- Office of Applied Studies. Overview of Findings from the 2002 National Survey on Drug Use and Health (DHHS Publication No. SMA 03–3774). Rockville, MD: Substance Abuse and Mental Health Services Administration; 2003.
- DeLisi M. Not just a boy’s club: an empirical assessment of female career criminals. Women Crim Justice. 2002; 13(4): 27–45. CrossRef
- Moffitt TE, Caspi A, Rutter M, Silva PA. Sex Differences in Antisocial Behaviour. New York, NY: Cambridge University Press; 2002.
- National Institute on Alcohol Abuse and Alcoholism. Alcohol: A Women’s Health Issue. Washington, D.C.: NIAAA; 2008.
- Ekblad S, Ekholm E, Huhtala M, et al. Maternal smoking during pregnancy and regional brain volumes in preterm infants. J Pediatr. 2010; 156(2): 185–190. CrossRef
- Hylkema MN, Blacquière MJ. Intrauterine effects of maternal smoking on sensitization, asthma, and chronic obstructive pulmonary disease. Proc Am Thorac Soc. 2009; 6(8): 660–662. CrossRef
- Almario CV, Seligman NS, Dysart KC, Berghella V, Baxter JK. Risk factors for preterm birth among opiate-addicted gravid women in a methadone treatment program.
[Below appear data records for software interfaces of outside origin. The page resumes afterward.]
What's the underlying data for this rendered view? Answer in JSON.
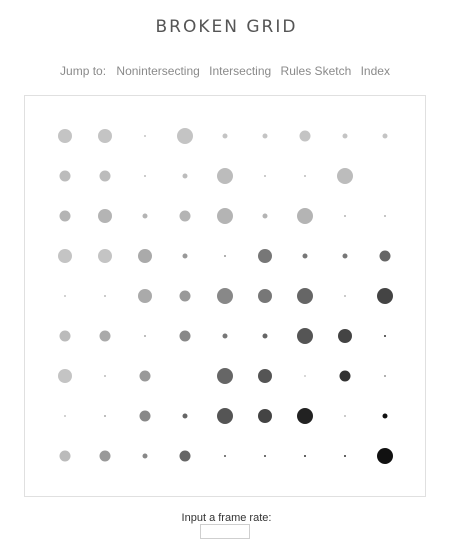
{
  "title": "BROKEN GRID",
  "nav": {
    "prefix": "Jump to:",
    "links": [
      "Nonintersecting",
      "Intersecting",
      "Rules Sketch",
      "Index"
    ]
  },
  "sketch": {
    "grid": {
      "rows": 9,
      "cols": 9,
      "dots": [
        [
          [
            "#c4c4c4",
            "L"
          ],
          [
            "#c4c4c4",
            "L"
          ],
          [
            "#c4c4c4",
            "xs"
          ],
          [
            "#c4c4c4",
            "xl"
          ],
          [
            "#c4c4c4",
            "s"
          ],
          [
            "#c4c4c4",
            "s"
          ],
          [
            "#c4c4c4",
            "m"
          ],
          [
            "#c4c4c4",
            "s"
          ],
          [
            "#c4c4c4",
            "s"
          ]
        ],
        [
          [
            "#bcbcbc",
            "m"
          ],
          [
            "#bcbcbc",
            "m"
          ],
          [
            "#bcbcbc",
            "xs"
          ],
          [
            "#bcbcbc",
            "s"
          ],
          [
            "#bcbcbc",
            "xl"
          ],
          [
            "#bcbcbc",
            "xs"
          ],
          [
            "#bcbcbc",
            "xs"
          ],
          [
            "#bcbcbc",
            "xl"
          ],
          null
        ],
        [
          [
            "#b4b4b4",
            "m"
          ],
          [
            "#b4b4b4",
            "L"
          ],
          [
            "#b4b4b4",
            "s"
          ],
          [
            "#b4b4b4",
            "m"
          ],
          [
            "#b4b4b4",
            "xl"
          ],
          [
            "#b4b4b4",
            "s"
          ],
          [
            "#b4b4b4",
            "xl"
          ],
          [
            "#b4b4b4",
            "xs"
          ],
          [
            "#b4b4b4",
            "xs"
          ]
        ],
        [
          [
            "#c4c4c4",
            "L"
          ],
          [
            "#c4c4c4",
            "L"
          ],
          [
            "#aaaaaa",
            "L"
          ],
          [
            "#999999",
            "s"
          ],
          [
            "#999999",
            "xs"
          ],
          [
            "#777777",
            "L"
          ],
          [
            "#777777",
            "s"
          ],
          [
            "#777777",
            "s"
          ],
          [
            "#666666",
            "m"
          ]
        ],
        [
          [
            "#c4c4c4",
            "xs"
          ],
          [
            "#bbbbbb",
            "xs"
          ],
          [
            "#aaaaaa",
            "L"
          ],
          [
            "#999999",
            "m"
          ],
          [
            "#888888",
            "xl"
          ],
          [
            "#777777",
            "L"
          ],
          [
            "#666666",
            "xl"
          ],
          [
            "#bbbbbb",
            "xs"
          ],
          [
            "#444444",
            "xl"
          ]
        ],
        [
          [
            "#bbbbbb",
            "m"
          ],
          [
            "#aaaaaa",
            "m"
          ],
          [
            "#aaaaaa",
            "xs"
          ],
          [
            "#888888",
            "m"
          ],
          [
            "#777777",
            "s"
          ],
          [
            "#666666",
            "s"
          ],
          [
            "#555555",
            "xl"
          ],
          [
            "#444444",
            "L"
          ],
          [
            "#333333",
            "xs"
          ]
        ],
        [
          [
            "#c4c4c4",
            "L"
          ],
          [
            "#bbbbbb",
            "xs"
          ],
          [
            "#999999",
            "m"
          ],
          null,
          [
            "#666666",
            "xl"
          ],
          [
            "#555555",
            "L"
          ],
          [
            "#cccccc",
            "xs"
          ],
          [
            "#333333",
            "m"
          ],
          [
            "#999999",
            "xs"
          ]
        ],
        [
          [
            "#c4c4c4",
            "xs"
          ],
          [
            "#aaaaaa",
            "xs"
          ],
          [
            "#888888",
            "m"
          ],
          [
            "#666666",
            "s"
          ],
          [
            "#555555",
            "xl"
          ],
          [
            "#444444",
            "L"
          ],
          [
            "#222222",
            "xl"
          ],
          [
            "#bbbbbb",
            "xs"
          ],
          [
            "#111111",
            "s"
          ]
        ],
        [
          [
            "#bbbbbb",
            "m"
          ],
          [
            "#999999",
            "m"
          ],
          [
            "#888888",
            "s"
          ],
          [
            "#666666",
            "m"
          ],
          [
            "#555555",
            "xs"
          ],
          [
            "#444444",
            "xs"
          ],
          [
            "#333333",
            "xs"
          ],
          [
            "#333333",
            "xs"
          ],
          [
            "#111111",
            "xl"
          ]
        ]
      ]
    }
  },
  "frame_rate": {
    "label": "Input a frame rate:",
    "value": ""
  }
}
Am J Obstet Gynecol. 2009; 201(3): 326.e1–e6. CrossRef
- Perreira KM, Cortes KE. Race/ethnicity and nativity differences in alcohol and tobacco use during pregnancy. Am J Public Health. 2006; 96(9): 1629–1636. CrossRef
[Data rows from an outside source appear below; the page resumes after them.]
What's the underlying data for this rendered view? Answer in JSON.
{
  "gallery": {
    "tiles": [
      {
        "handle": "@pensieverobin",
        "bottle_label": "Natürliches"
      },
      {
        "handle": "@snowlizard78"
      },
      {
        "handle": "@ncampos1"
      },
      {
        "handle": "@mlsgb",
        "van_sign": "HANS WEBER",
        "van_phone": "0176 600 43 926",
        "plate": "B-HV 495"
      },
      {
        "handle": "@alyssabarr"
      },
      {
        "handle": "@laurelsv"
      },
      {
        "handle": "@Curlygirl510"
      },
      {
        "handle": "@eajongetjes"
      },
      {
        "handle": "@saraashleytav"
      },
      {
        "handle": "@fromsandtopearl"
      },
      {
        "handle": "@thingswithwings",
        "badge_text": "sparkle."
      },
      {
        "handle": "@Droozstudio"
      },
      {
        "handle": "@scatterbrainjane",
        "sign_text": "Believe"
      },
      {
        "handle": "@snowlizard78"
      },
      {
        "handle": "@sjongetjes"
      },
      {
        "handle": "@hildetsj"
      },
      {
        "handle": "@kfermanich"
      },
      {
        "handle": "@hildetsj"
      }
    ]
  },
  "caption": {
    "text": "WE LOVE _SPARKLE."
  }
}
- Griesler PC, Kandel DB. The impact of maternal drinking during and after pregnancy on the drinking of adolescent offspring. J Stud Alcohol. 1998; 59(3): 292–304.
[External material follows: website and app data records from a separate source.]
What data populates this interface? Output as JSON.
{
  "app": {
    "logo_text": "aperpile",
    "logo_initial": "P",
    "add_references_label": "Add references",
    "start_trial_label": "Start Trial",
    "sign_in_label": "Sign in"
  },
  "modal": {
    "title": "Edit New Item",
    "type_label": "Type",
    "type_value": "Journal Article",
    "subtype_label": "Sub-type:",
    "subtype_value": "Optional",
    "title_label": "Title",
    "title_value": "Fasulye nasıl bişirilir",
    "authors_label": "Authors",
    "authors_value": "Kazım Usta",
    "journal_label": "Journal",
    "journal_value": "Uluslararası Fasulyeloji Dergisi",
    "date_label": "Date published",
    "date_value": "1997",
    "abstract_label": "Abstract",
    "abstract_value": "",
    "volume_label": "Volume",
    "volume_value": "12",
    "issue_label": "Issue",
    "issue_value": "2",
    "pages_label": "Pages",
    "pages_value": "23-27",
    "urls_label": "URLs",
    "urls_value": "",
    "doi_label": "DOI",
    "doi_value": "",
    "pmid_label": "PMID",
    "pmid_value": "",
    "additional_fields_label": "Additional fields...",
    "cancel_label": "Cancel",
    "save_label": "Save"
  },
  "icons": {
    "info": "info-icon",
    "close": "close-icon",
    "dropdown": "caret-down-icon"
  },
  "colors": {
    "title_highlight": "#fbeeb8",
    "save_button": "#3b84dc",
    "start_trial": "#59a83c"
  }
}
- Hill SY, Lowers L, Locke-Wellman J, Shen SA. Maternal smoking and drinking during pregnancy and the risk for child and adolescent psychiatric disorders. J Stud Alcohol. 2000; 61: 661–668.
- Fuller BE, Chermack ST, Cruise KA, Kirsch E, Fitzgerald HE, Zucker RA. Predictors of aggression across three generations among sons of alcoholics: relationships involving grandparental and parental alcoholism, child aggression, marital aggression and parenting practices. J Stud Alcohol. 2003; 64(4): 472–483.
- Thornberry TP. Explaining multiple patterns of offending across the life course and across generations. Ann Am Acad Polit SS. 2005; 602: 156–195. CrossRef
- Streissguth AP, Barr H, Bookstein F, Sampson P, Bookstein F. Risk factors for adverse life outcomes in fetal alcohol syndrome and fetal alcohol effects. Dev Behav Pediatr. 2004; 5(4): 228–238. CrossRef
- Taxman F, Ressler L. Public health is public safety: revamping the correctional mission. In: Frost NA, Freilich JD, Clear TR, eds. Contemporary Issues in Criminal Justice Policy: Policy Proposals from the American Society of Criminology Conference. Belmont, CA: Cengage/Wadsworth; 2009: 321–341.
- Andrew DA, Kiessling JJ. Program structure and effective correctional practices: a summary of the CaVIC research. In: Ross RR, Gendraeau P, eds. Effective Correctional Treatment. Toronto, Canada: Butterworth; 1980: 441–463.
- Taxman FS, Shapardson ES, Byrne JM. Tools of the Trade: A Guide to Incorporating Science into Practice. Washington, D.C.: National Institute of Corrections; 2004.
- Walters ST, Clark MD, Gingerich R, Meltzer ML. Motivating Offenders to Change: A Guide for Probation and Parole. Washington, D.C.: National Institute of Justice.
- Pregnancy and Drinking among Women Offenders under Community Supervision in the United States: 2004–2008
Journal of Urban Health
Volume 89, Issue 3 , pp 500-509
- Cover Date
- Print ISSN
- Online ISSN
- Springer US
- Additional Links
- Criminal offenders
- Hung-En Sung (1)
- Author Affiliations
- 1. Department of Criminal Justice, John Jay College of Criminal Justice, 899 Tenth Avenue, New York, NY, 10019, USA